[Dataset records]
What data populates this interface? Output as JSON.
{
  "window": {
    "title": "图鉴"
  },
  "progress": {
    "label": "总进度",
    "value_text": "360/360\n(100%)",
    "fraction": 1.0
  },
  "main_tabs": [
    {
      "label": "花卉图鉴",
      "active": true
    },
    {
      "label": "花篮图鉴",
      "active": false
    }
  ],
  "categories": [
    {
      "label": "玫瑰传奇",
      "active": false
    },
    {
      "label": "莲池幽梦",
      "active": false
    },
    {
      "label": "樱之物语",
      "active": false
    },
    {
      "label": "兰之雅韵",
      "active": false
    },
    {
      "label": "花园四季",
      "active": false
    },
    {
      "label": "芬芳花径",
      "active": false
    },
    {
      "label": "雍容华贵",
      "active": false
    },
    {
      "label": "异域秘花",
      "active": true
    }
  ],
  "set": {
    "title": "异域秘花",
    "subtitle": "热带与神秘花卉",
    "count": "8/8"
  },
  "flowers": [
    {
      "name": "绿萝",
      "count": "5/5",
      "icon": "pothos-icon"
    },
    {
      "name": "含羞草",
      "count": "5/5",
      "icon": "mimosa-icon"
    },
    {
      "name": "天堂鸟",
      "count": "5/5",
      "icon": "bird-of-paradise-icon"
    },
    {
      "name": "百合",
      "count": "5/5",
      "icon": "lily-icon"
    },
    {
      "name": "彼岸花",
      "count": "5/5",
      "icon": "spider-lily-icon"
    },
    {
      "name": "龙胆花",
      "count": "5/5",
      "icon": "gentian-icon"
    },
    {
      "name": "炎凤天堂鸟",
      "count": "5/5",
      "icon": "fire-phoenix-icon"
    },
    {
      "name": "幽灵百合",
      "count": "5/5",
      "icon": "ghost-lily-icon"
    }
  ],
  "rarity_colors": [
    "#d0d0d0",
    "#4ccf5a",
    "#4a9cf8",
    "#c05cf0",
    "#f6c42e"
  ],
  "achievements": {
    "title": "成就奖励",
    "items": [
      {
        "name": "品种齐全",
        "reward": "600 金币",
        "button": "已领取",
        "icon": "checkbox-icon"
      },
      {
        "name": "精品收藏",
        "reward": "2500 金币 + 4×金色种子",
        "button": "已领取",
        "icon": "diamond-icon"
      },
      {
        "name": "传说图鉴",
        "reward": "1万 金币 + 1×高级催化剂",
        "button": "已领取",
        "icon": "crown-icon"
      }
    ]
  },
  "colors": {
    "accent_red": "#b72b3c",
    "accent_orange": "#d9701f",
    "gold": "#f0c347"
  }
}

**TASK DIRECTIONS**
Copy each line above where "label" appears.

**ANSWER SECTION**
    "label": "总进度",
      "label": "花卉图鉴",
      "label": "花篮图鉴",
      "label": "玫瑰传奇",
      "label": "莲池幽梦",
      "label": "樱之物语",
      "label": "兰之雅韵",
      "label": "花园四季",
      "label": "芬芳花径",
      "label": "雍容华贵",
      "label": "异域秘花",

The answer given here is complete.